In Father Brown, it was the chief feature to be featureless. The point of him was to appear pointless…. I made his appearance shabby and shapeless, his face round and expressionless, his manners clumsy…. At the same time I did take some of his inner intellectual qualities from my friend, Father John O'Connor of Bradford …, a sensitive and quick-witted Irishman, with the profound irony and some of the potential irritability of his race.
It is interesting that he thus took as a model for his character, in his own Anglo-Catholic days, a Roman Catholic priest, and one who was eventually to receive him into the Catholic Church. The main idea of these stories was simple and fruitful, to give that popular genre of the detective story a core of Christian thought and feeling, so that criminals and victims and witnesses might be judged, not as the law courts judge, but as gifted spiritual advisers might judge. Of course, this meant that the reader had to accept the obvious improbability that Father Brown always happened to be hanging about when a murder was about to be committed, and that his parish duties never seemed onerous. The other recurrent character is Flambeau, the thief, who is outwitted by Father Brown in "The Blue Cross," and who signalizes his repentance by returning the jewels he has stolen in an atmosphere of uproarious Christmas farce in "The Flying Stars." Afterwards he is often a valued assistant in the priest's investigations. Father Brown is a firm supporter of common sense and homely virtues, at the same time as he is, like his creator, a lover of paradox. Very characteristic is "The Scandal of Father Brown," where the priest is suspected of conniving at adultery, because the actual adulterer looks dull and elderly (like a stock idea of a husband), while the husband has the appearance of a curly-headed lover. And when the American journalist shows his prejudices about "Wops and Dagos," Father Brown has his wider context:

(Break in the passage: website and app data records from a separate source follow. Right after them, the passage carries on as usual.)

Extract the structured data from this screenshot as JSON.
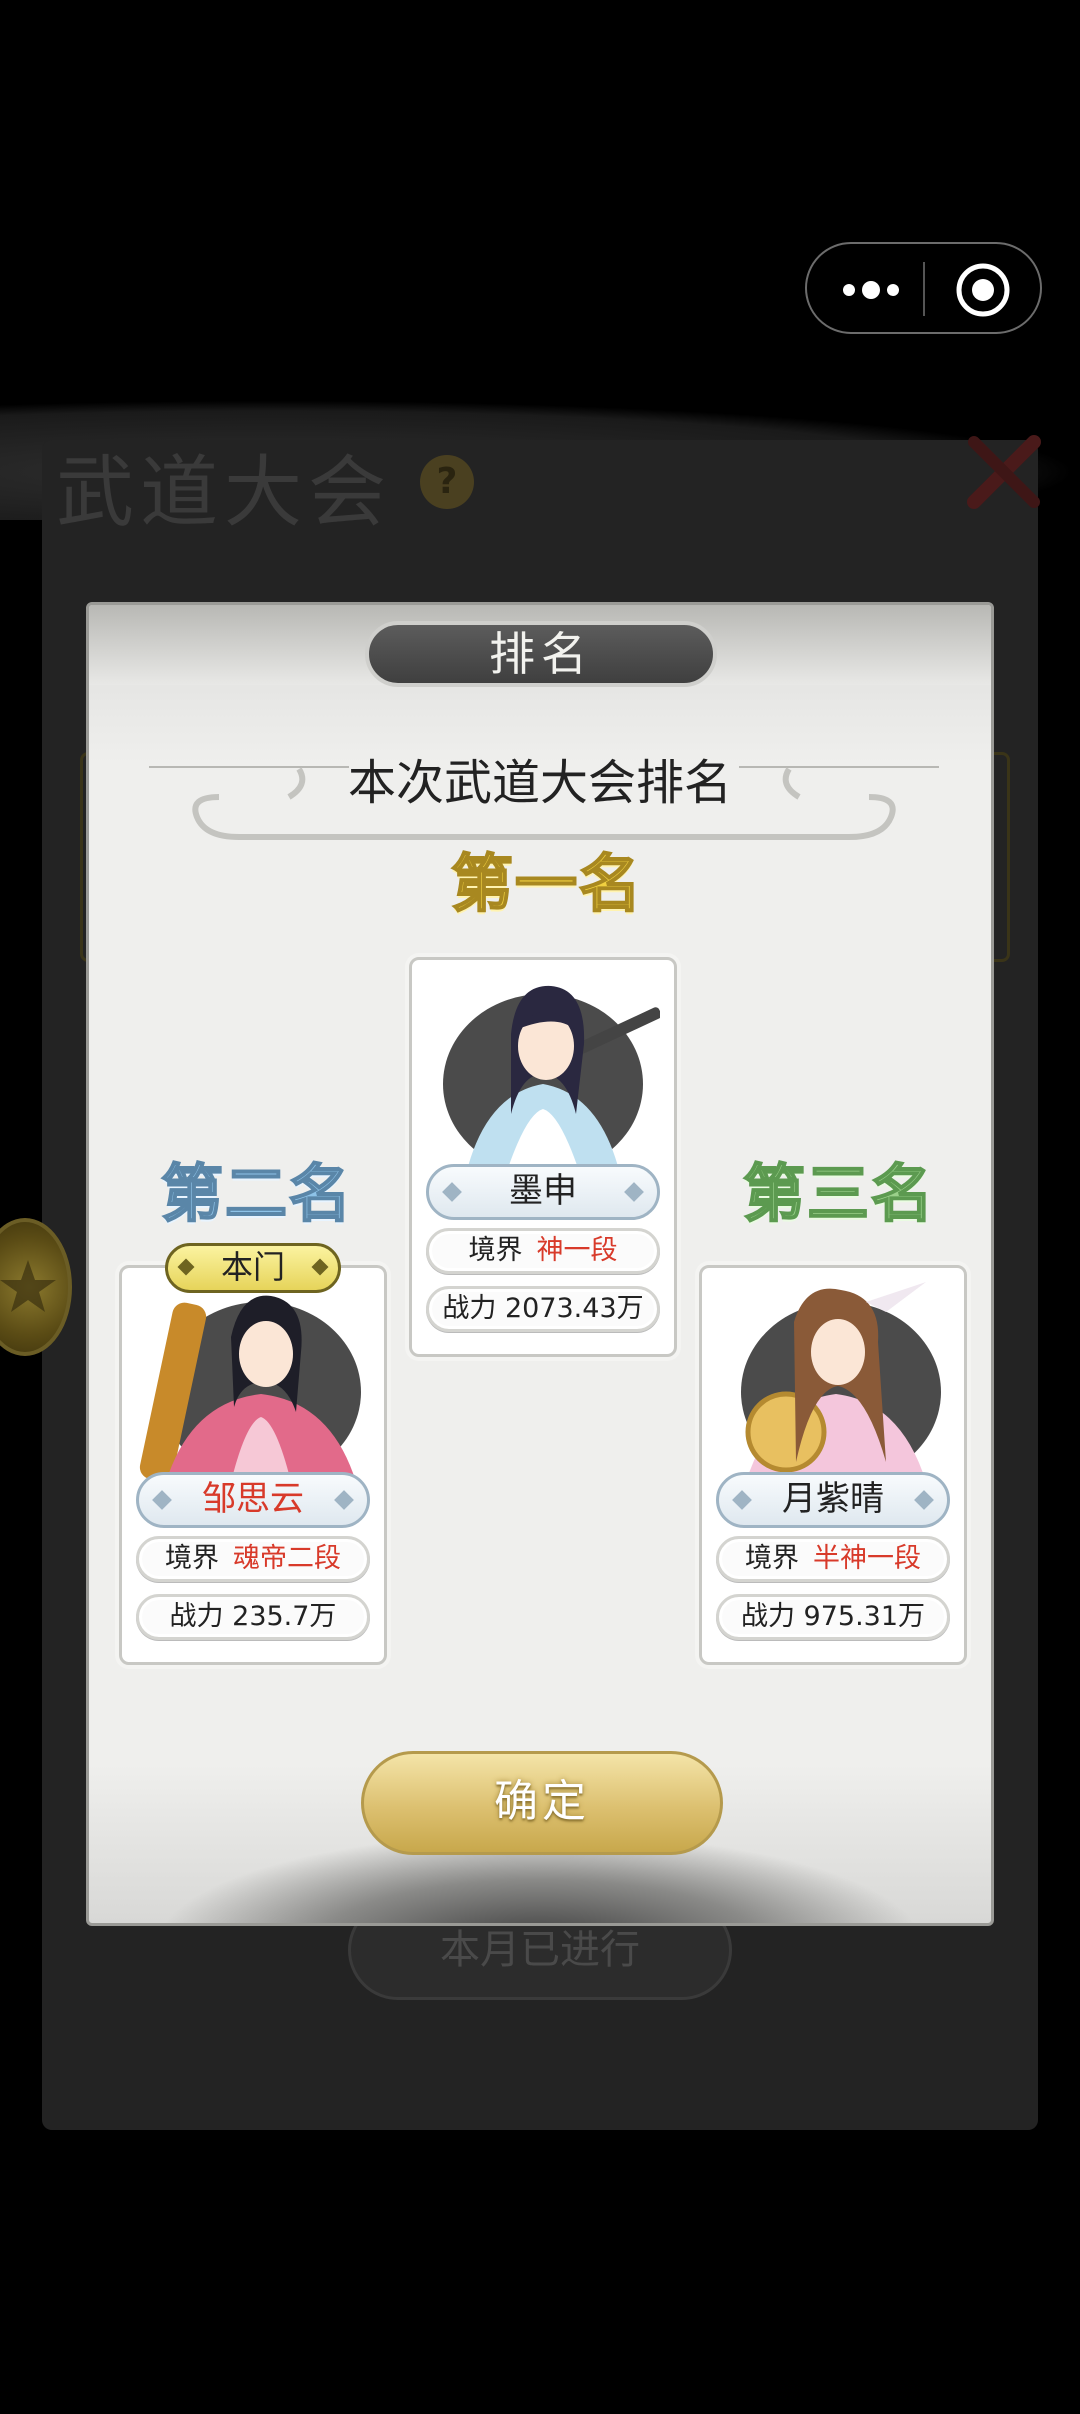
{
  "background": {
    "title": "武道大会",
    "help_icon_text": "?",
    "bottom_button": "本月已进行"
  },
  "modal": {
    "tab_title": "排名",
    "subtitle": "本次武道大会排名",
    "confirm_label": "确定"
  },
  "ranks": [
    {
      "label": "第一名",
      "name": "墨申",
      "realm_label": "境界",
      "realm_value": "神一段",
      "power_label": "战力",
      "power_value": "2073.43万",
      "label_color": "#f0d040"
    },
    {
      "label": "第二名",
      "badge": "本门",
      "name": "邹思云",
      "realm_label": "境界",
      "realm_value": "魂帝二段",
      "power_label": "战力",
      "power_value": "235.7万",
      "label_color": "#8ec3e8"
    },
    {
      "label": "第三名",
      "name": "月紫晴",
      "realm_label": "境界",
      "realm_value": "半神一段",
      "power_label": "战力",
      "power_value": "975.31万",
      "label_color": "#9ad08a"
    }
  ]
}
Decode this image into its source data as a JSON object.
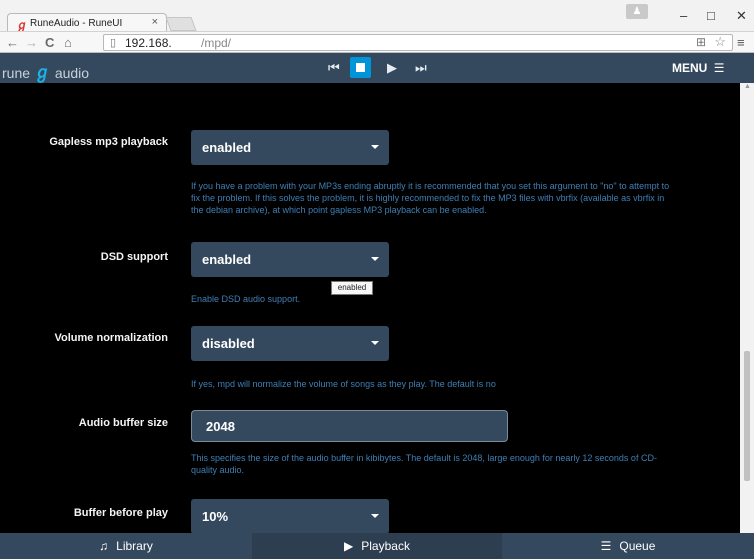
{
  "browser": {
    "tab_title": "RuneAudio - RuneUI",
    "tab_close": "×",
    "url_host": "192.168.",
    "url_path": "/mpd/",
    "window_minimize": "–",
    "window_maximize": "□",
    "window_close": "✕"
  },
  "app": {
    "logo_left": "rune",
    "logo_right": "audio",
    "menu_label": "MENU"
  },
  "settings": [
    {
      "label": "Gapless mp3 playback",
      "value": "enabled",
      "help": "If you have a problem with your MP3s ending abruptly it is recommended that you set this argument to \"no\" to attempt to fix the problem. If this solves the problem, it is highly recommended to fix the MP3 files with vbrfix (available as vbrfix in the debian archive), at which point gapless MP3 playback can be enabled."
    },
    {
      "label": "DSD support",
      "value": "enabled",
      "help": "Enable DSD audio support."
    },
    {
      "label": "Volume normalization",
      "value": "disabled",
      "help": "If yes, mpd will normalize the volume of songs as they play. The default is no"
    },
    {
      "label": "Audio buffer size",
      "value": "2048",
      "help": "This specifies the size of the audio buffer in kibibytes. The default is 2048, large enough for nearly 12 seconds of CD-quality audio."
    },
    {
      "label": "Buffer before play",
      "value": "10%"
    }
  ],
  "tooltip": "enabled",
  "bottom_nav": {
    "library": "Library",
    "playback": "Playback",
    "queue": "Queue"
  }
}
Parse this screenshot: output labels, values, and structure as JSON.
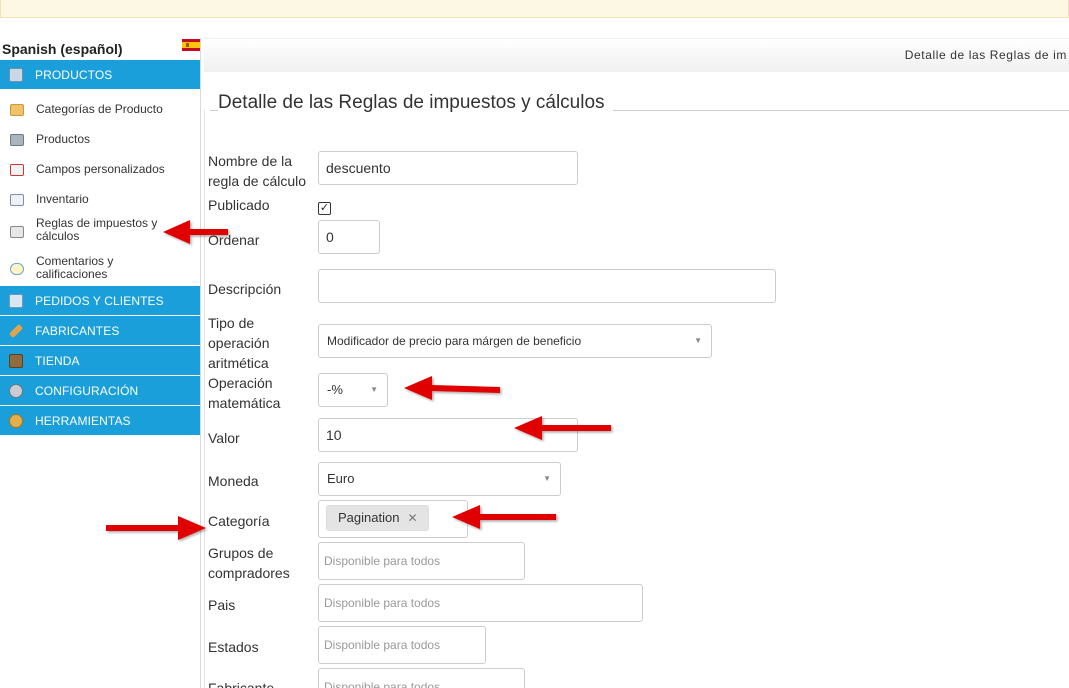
{
  "sidebar": {
    "language": "Spanish (español)",
    "menus": [
      {
        "label": "PRODUCTOS",
        "icon": "products-icon"
      },
      {
        "label": "PEDIDOS Y CLIENTES",
        "icon": "orders-icon"
      },
      {
        "label": "FABRICANTES",
        "icon": "wrench-icon"
      },
      {
        "label": "TIENDA",
        "icon": "store-icon"
      },
      {
        "label": "CONFIGURACIÓN",
        "icon": "config-icon"
      },
      {
        "label": "HERRAMIENTAS",
        "icon": "tools-icon"
      }
    ],
    "items": [
      {
        "label": "Categorías de Producto",
        "icon": "category-icon"
      },
      {
        "label": "Productos",
        "icon": "camera-icon"
      },
      {
        "label": "Campos personalizados",
        "icon": "custom-fields-icon"
      },
      {
        "label": "Inventario",
        "icon": "inventory-icon"
      },
      {
        "label": "Reglas de impuestos y cálculos",
        "icon": "calculator-icon"
      },
      {
        "label": "Comentarios y calificaciones",
        "icon": "comments-icon"
      }
    ],
    "accent": "#1a9fdb"
  },
  "header": {
    "breadcrumb": "Detalle de las Reglas de im"
  },
  "form": {
    "legend": "Detalle de las Reglas de impuestos y cálculos",
    "name_label": "Nombre de la regla de cálculo",
    "name_value": "descuento",
    "published_label": "Publicado",
    "published_checked": true,
    "order_label": "Ordenar",
    "order_value": "0",
    "description_label": "Descripción",
    "description_value": "",
    "optype_label": "Tipo de operación aritmética",
    "optype_value": "Modificador de precio para márgen de beneficio",
    "math_label": "Operación matemática",
    "math_value": "-%",
    "value_label": "Valor",
    "value_value": "10",
    "currency_label": "Moneda",
    "currency_value": "Euro",
    "category_label": "Categoría",
    "category_chip": "Pagination",
    "groups_label": "Grupos de compradores",
    "groups_placeholder": "Disponible para todos",
    "country_label": "Pais",
    "country_placeholder": "Disponible para todos",
    "states_label": "Estados",
    "states_placeholder": "Disponible para todos",
    "manufacturer_label": "Fabricante",
    "manufacturer_placeholder": "Disponible para todos"
  },
  "annotation_color": "#e00000"
}
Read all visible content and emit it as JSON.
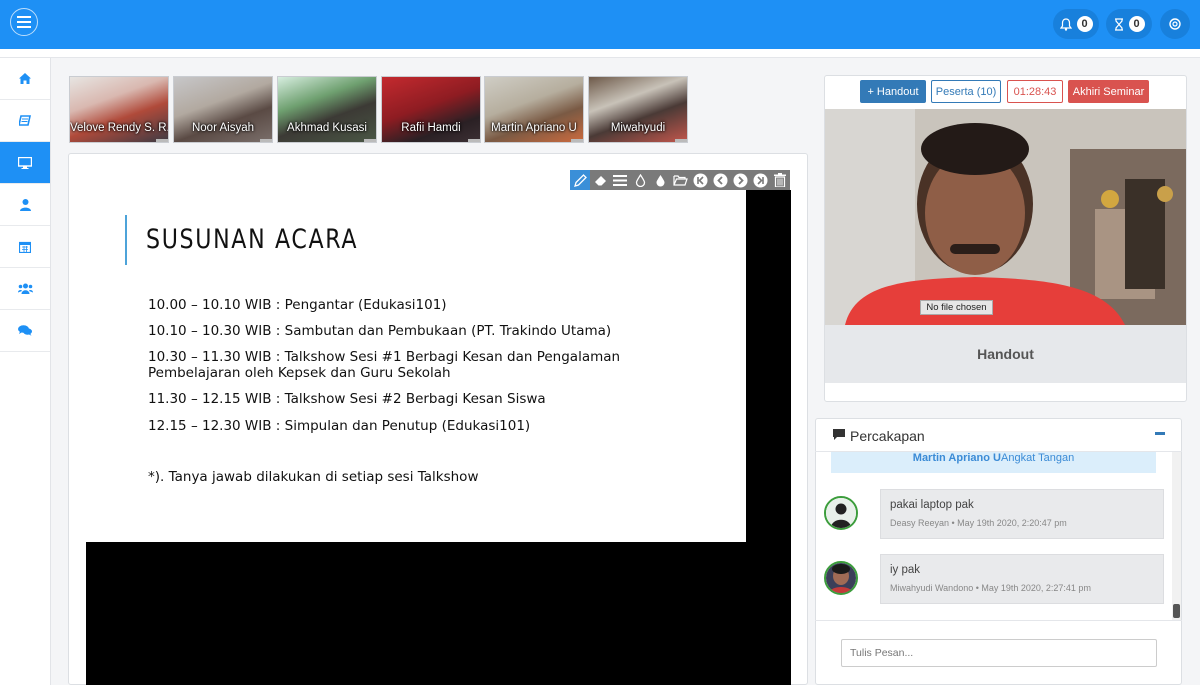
{
  "topbar": {
    "notifications_count": "0",
    "tasks_count": "0"
  },
  "participants": [
    {
      "name": "Velove Rendy S. R."
    },
    {
      "name": "Noor Aisyah"
    },
    {
      "name": "Akhmad Kusasi"
    },
    {
      "name": "Rafii Hamdi"
    },
    {
      "name": "Martin Apriano U"
    },
    {
      "name": "Miwahyudi"
    }
  ],
  "slide": {
    "title": "SUSUNAN ACARA",
    "lines": [
      "10.00 – 10.10 WIB : Pengantar (Edukasi101)",
      "10.10 – 10.30 WIB : Sambutan dan Pembukaan (PT. Trakindo Utama)",
      "10.30 – 11.30 WIB : Talkshow Sesi #1 Berbagi Kesan dan Pengalaman",
      "Pembelajaran oleh Kepsek dan Guru Sekolah",
      "11.30 – 12.15 WIB : Talkshow Sesi #2 Berbagi Kesan Siswa",
      "12.15 – 12.30 WIB : Simpulan dan Penutup (Edukasi101)",
      "*). Tanya jawab dilakukan di setiap sesi Talkshow"
    ]
  },
  "controls": {
    "handout_label": "+ Handout",
    "peserta_label": "Peserta (10)",
    "timer": "01:28:43",
    "end_label": "Akhiri Seminar"
  },
  "video": {
    "file_input_label": "No file chosen"
  },
  "handout_title": "Handout",
  "chat": {
    "title": "Percakapan",
    "notice_name": "Martin Apriano U",
    "notice_text": " Angkat Tangan",
    "messages": [
      {
        "text": "pakai laptop pak",
        "meta": "Deasy Reeyan • May 19th 2020, 2:20:47 pm"
      },
      {
        "text": "iy pak",
        "meta": "Miwahyudi Wandono • May 19th 2020, 2:27:41 pm"
      }
    ],
    "input_placeholder": "Tulis Pesan..."
  },
  "colors": {
    "primary": "#1e90f5",
    "danger": "#d9534f",
    "accent_blue": "#337ab7"
  }
}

Well, there was a Dago, or possibly a Wop, called Julius Caesar; he was afterwards killed in a stabbing match; you know these Dagos always use knives. And there was another one called Augustine, who brought Christianity to our little island.
Many of the stories are aimed against esoteric cults, pseudo-oriental magic, and cranky religions. Thus in "The Blast of the Book," the book, a glance into which is supposed to make the reader disappear, proves to consist of blank pages, and the ingenious story of its fatal effects is elaborate fabrication. In other stories the inconsistency of the casual assumptions of the world is exposed to witty ridicule, as in "The Worst Crime in the World," where a mother's wish for a prudent marriage for her daughter would have meant mating her with a man who has murdered his father. In "The Invisible Man" the caller that no one noticed is the postman, who is also the murderer, and the story ends with Father Brown giving him spiritual counsel. Very characteristic is Father Brown's description of the postman's uniform: "He is dressed handsomely in red, blue and gold." Chesterton really did see familiar things like that. The odd similarity in the dress of fashionable diners and those who wait on them leads, in "The Queer Feet" to an ingenious story in which a thief deceives the diners into thinking he is a waiter, and the waiters into thinking he is a diner, but the upshot, that the members of the Club agree to meet in green dinner jackets to avoid being mistaken for waiters, has a symbolic value as a critique of the meaningless extravagance of a plutocracy lacking a real social function. The conventionality of many who deem themselves bold and revolutionary thinkers is satirized in "The Crime of the Communist," where a communist don can talk of bloody revolution, but would be horrified at the thought of smoking before the port. Few have succeeded so well as Chesterton in combining a thoughtful interpretation of life with amusing fantasies.
—A. O. J. Cockshut